In its plans to make the city centre 'car free', Norway’s capital has replaced nearly all street-side parking spots with bike lanes and sidewalks. The result? Last year, the city recorded zero pedestrian or cyclist deaths, bringing the capital in line with its “Vision Zero”, an endeavour to eliminate all fatalities on public roads.
For comparison, preliminary figures in London show 73 pedestrian and six cyclist fatalities in 2019; New York recorded 218 total traffic fatalities, including 121 pedestrian and 28 cyclist deaths.
As part of its Vision Zero, Oslo's removal of more than a thousand on-street parking spots has persuaded its citizens to opt for its affordable and flexible public transport network or use newly added bike lanes and walking trails. In addition, the city officials also drastically lowered speed limits inside and outside downtown areas and established “heart zones,” where vehicles are not permitted to pick up or drop off children around primary schools.
“The car became the owner of our cities, but we’re resetting the order again,” says Rune Gjøs, a director at Oslo’s Department of Mobility.
Despite its success, Oslo’s initiatives have faced opposition from some people who don’t know life without private cars. There’s also a misconception that pedestrianisation hurts local trade, because the data has always been “patchy,” says Harriet Tregoning, director of the New Urban Mobility Alliance, a global group helping cities to integrate more sustainable transportation.

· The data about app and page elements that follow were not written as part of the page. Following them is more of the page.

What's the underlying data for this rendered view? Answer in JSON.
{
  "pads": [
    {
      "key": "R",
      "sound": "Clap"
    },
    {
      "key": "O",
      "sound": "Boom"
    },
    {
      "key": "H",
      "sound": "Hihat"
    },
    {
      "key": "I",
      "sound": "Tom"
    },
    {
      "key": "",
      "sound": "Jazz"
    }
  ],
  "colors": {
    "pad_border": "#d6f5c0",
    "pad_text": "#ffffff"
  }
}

But Oslo’s successful case of giving the city centre back to pedestrians contributes to a growing body of evidence that pedestrianisation not only saves lives but also benefits local business - after reducing cars, the number of shoppers in the center increased by 10 percent.
The disruption caused by Covid-19 has catalysed pedestrianisation projects elsewhere. Cologne in Germany and Calgary in Canada are among cities that have closed off large areas to through-traffic to allow more room for pedestrians to social distance. City officials in Bogota, Colombia have extended its car-free Sundays to the whole week, and Paris Mayor Anne Hidalgo has banned private cars from the iconic Rue de Rivoli. Hidalgo has said that returning to a Paris dominated by cars after lockdown ends is “out of the question”. Milan will pedestrianise 35 km of roads indefinitely.
Norway's A-ha Moment: Paving the way for the world's highest per capita electric vehicle ownership. In 1995, Morten Harket (the lead singer of the 1980s band A-ha) and the head of Bellona, the Norwegian environmental group, got into a converted electric Fiat they had imported and set off on what can only be described as an anarchic road trip.